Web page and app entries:
****************

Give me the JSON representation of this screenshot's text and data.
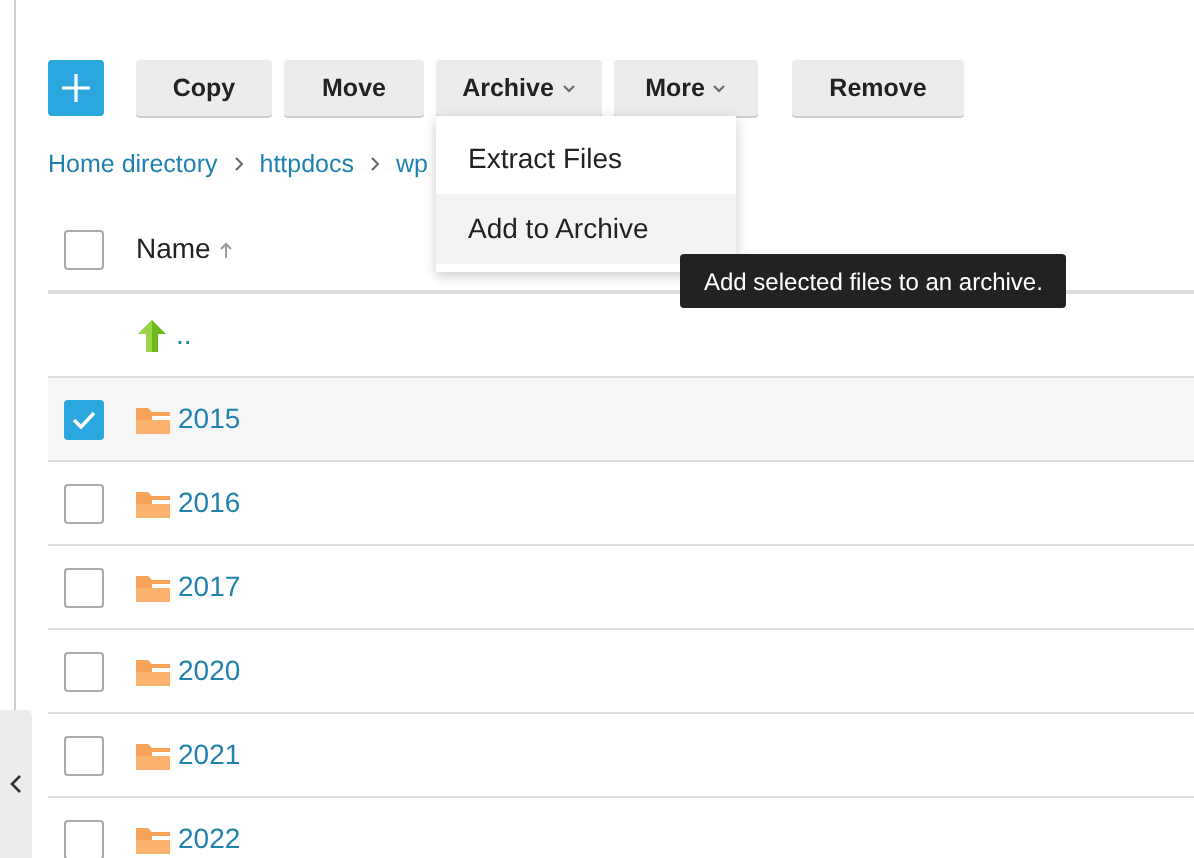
{
  "toolbar": {
    "buttons": [
      {
        "label": "Copy",
        "kind": "button"
      },
      {
        "label": "Move",
        "kind": "button"
      },
      {
        "label": "Archive",
        "kind": "dropdown",
        "expanded": true
      },
      {
        "label": "More",
        "kind": "dropdown",
        "expanded": false
      },
      {
        "label": "Remove",
        "kind": "button"
      }
    ]
  },
  "archive_menu": {
    "items": [
      {
        "label": "Extract Files",
        "selected": false
      },
      {
        "label": "Add to Archive",
        "selected": true
      }
    ]
  },
  "tooltip": {
    "text": "Add selected files to an archive."
  },
  "breadcrumb": [
    "Home directory",
    "httpdocs",
    "wp"
  ],
  "table": {
    "columns": [
      {
        "label": "Name",
        "sorted_ascending": true
      }
    ],
    "header_checked": false,
    "rows": [
      {
        "name": "..",
        "kind": "parent"
      },
      {
        "name": "2015",
        "kind": "folder",
        "checked": true
      },
      {
        "name": "2016",
        "kind": "folder",
        "checked": false
      },
      {
        "name": "2017",
        "kind": "folder",
        "checked": false
      },
      {
        "name": "2020",
        "kind": "folder",
        "checked": false
      },
      {
        "name": "2021",
        "kind": "folder",
        "checked": false
      },
      {
        "name": "2022",
        "kind": "folder",
        "checked": false
      }
    ]
  }
}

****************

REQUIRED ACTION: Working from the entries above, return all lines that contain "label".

YOUR SOLUTION:
        "label": "Copy",
        "label": "Move",
        "label": "Archive",
        "label": "More",
        "label": "Remove",
        "label": "Extract Files",
        "label": "Add to Archive",
        "label": "Name",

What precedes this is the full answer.